Archive for May 2005
D had granted an underlease when there was an absolute prohibition against underletting. D counterclaimed claiming that C had unreasonably withheld consent. The court held that the underlease did not have a repairing covenant and C was entitled to refuse consent.
Landlord opposed an application for a new business tenancy under ground f. Tenant contended that huts on site were chattels and could not be demolished. Court held that they were the tenant’s fixtures and that landlord could not show requisite intention to demolish tenant’s fixtures.
C claimed adverse possession of land enclosed by arches which supported the A13 flyover. C claimed to have used the land following transfer from the GLC. After the GLC was abolished the land became vested in the Secretary of State and became Crown Land. It was held that D was entitled to rely on the 30 year limitation for adverse possession claims against Crown land.

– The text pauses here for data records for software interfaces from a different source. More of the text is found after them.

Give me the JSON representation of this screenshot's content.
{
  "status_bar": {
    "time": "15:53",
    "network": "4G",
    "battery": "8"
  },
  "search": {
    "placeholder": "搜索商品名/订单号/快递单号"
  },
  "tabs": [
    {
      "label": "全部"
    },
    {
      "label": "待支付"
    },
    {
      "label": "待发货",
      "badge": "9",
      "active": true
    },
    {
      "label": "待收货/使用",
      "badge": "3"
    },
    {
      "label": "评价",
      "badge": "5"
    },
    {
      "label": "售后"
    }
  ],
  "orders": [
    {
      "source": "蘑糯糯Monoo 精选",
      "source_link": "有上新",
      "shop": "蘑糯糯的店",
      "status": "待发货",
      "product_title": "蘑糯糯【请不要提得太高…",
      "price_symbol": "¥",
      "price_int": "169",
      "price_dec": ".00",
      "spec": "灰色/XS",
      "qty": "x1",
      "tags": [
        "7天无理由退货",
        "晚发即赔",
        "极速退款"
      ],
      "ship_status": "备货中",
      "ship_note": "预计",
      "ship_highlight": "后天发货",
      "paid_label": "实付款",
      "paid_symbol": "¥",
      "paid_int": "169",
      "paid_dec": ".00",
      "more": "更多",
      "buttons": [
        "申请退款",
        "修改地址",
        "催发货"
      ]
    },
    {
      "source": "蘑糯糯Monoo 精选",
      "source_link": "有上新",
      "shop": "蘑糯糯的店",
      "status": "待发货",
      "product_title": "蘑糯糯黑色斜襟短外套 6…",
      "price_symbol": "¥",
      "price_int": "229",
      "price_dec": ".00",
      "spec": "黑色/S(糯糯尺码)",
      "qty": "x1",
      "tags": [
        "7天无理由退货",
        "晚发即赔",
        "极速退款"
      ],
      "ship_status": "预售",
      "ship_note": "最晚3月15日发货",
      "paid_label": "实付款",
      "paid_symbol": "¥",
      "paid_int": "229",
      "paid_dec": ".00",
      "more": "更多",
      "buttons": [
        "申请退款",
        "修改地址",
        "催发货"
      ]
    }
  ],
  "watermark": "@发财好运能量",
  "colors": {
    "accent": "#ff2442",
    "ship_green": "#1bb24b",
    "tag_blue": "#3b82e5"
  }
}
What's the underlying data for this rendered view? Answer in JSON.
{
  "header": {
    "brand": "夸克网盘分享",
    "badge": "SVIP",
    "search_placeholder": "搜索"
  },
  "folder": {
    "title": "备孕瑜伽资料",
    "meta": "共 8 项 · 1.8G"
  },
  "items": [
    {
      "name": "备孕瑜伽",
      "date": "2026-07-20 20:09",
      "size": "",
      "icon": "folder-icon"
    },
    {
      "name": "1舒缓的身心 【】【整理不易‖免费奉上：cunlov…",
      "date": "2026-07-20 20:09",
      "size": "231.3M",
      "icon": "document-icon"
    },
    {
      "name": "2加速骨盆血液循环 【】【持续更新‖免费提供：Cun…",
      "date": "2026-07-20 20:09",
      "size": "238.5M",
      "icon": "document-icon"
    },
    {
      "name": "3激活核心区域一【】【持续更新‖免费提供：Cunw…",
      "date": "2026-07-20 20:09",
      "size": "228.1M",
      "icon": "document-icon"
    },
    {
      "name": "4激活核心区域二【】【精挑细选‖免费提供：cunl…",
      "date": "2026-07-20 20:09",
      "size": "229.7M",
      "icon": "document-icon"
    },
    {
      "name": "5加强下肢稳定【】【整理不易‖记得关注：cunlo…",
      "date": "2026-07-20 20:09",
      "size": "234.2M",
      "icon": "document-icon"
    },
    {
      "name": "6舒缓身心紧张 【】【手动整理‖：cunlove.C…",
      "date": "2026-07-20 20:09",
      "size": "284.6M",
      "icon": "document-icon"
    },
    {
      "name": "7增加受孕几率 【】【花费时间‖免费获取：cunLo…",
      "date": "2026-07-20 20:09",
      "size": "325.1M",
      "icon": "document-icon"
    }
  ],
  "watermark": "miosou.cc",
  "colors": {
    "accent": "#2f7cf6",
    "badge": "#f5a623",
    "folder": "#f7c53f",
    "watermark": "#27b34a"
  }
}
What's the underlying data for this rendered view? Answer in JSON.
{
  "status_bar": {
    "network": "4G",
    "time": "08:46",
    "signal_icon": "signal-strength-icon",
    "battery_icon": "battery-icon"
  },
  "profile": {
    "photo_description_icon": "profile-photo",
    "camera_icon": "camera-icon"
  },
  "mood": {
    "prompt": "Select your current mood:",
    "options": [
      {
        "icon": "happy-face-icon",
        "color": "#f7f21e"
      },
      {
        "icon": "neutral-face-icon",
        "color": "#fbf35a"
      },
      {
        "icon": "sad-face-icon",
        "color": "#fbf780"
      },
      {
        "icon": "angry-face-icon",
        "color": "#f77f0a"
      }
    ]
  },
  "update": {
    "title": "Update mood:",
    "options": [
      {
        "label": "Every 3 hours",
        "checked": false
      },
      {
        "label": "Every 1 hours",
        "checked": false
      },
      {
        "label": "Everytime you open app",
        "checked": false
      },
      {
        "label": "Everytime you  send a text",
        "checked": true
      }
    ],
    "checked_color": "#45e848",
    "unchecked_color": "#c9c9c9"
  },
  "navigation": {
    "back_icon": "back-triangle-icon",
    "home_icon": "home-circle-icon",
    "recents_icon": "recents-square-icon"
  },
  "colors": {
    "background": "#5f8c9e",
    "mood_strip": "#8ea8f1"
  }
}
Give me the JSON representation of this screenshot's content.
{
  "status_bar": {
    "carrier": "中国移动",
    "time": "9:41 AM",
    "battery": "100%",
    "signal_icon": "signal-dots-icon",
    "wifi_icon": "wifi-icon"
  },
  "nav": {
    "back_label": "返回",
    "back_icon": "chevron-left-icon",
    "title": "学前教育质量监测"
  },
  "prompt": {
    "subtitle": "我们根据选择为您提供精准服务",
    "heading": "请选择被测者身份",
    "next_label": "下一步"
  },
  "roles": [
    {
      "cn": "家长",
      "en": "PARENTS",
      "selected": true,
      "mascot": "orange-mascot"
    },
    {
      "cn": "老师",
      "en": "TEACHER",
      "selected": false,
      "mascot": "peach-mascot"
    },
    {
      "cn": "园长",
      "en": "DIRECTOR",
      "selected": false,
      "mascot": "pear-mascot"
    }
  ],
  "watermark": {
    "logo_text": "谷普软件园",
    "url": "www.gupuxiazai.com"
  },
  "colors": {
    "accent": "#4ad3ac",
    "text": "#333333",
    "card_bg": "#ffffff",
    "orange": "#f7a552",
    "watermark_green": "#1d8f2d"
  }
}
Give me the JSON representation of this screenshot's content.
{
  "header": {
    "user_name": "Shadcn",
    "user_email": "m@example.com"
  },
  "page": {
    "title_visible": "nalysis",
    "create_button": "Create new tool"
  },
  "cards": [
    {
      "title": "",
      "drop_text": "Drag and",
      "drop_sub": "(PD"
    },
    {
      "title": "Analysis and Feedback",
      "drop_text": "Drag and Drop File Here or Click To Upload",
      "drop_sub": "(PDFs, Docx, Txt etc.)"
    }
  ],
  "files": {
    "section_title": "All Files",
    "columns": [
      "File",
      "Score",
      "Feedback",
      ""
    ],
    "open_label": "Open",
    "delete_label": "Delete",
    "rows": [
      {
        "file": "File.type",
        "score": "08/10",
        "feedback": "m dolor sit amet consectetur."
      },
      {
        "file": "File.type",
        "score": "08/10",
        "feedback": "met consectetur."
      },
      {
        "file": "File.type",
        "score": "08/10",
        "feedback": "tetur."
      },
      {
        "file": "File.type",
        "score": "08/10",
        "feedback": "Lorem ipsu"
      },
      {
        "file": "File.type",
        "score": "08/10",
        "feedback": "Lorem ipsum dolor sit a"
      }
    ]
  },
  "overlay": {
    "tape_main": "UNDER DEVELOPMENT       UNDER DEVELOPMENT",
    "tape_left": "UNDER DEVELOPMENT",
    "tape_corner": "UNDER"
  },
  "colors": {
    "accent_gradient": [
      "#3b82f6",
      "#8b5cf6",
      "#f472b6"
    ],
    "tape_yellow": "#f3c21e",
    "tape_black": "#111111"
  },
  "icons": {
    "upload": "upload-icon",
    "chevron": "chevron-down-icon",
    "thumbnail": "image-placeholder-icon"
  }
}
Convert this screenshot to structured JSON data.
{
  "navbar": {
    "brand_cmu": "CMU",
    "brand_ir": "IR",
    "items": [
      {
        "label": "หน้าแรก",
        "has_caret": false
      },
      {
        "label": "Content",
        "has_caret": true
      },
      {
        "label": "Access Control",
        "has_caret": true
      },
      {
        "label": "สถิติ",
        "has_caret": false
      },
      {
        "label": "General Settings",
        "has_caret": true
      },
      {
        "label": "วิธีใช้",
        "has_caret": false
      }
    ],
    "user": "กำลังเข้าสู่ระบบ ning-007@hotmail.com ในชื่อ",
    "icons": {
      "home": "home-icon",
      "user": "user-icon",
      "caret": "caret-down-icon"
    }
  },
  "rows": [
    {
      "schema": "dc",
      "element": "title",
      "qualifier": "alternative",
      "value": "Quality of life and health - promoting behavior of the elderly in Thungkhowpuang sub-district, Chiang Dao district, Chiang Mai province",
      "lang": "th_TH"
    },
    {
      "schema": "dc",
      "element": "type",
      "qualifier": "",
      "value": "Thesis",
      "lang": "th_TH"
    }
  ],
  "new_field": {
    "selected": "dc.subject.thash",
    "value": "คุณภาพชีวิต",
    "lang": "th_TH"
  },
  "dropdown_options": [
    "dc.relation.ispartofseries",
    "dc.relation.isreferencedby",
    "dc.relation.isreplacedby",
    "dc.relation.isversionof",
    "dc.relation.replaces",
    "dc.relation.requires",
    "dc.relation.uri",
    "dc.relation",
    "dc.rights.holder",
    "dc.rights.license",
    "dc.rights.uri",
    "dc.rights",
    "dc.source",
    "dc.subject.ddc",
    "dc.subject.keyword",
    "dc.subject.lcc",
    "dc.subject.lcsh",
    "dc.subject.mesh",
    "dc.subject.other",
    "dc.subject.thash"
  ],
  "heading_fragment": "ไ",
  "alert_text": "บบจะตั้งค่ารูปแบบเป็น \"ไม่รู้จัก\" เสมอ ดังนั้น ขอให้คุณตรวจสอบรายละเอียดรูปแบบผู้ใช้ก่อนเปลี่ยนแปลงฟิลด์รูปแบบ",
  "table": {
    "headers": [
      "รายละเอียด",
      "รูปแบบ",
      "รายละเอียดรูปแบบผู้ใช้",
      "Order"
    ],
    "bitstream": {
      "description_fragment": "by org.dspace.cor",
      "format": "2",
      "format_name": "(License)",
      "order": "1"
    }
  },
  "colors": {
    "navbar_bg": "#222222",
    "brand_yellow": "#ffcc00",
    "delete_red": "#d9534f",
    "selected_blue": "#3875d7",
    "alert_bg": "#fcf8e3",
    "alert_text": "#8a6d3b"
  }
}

The landlord sought to invoke two covenants. The first required the tenant to remove fixtures and fittings and make good and the second was to fit out the premises in accordance with a scheduled specification. The tenant contended that the two covenants were mutually exclusive and the notice requesting reinstatement was void for uncertainty. The court held that they were not mutually exclusive and it was obvious the fit out clause would take precedence. The notice was valid.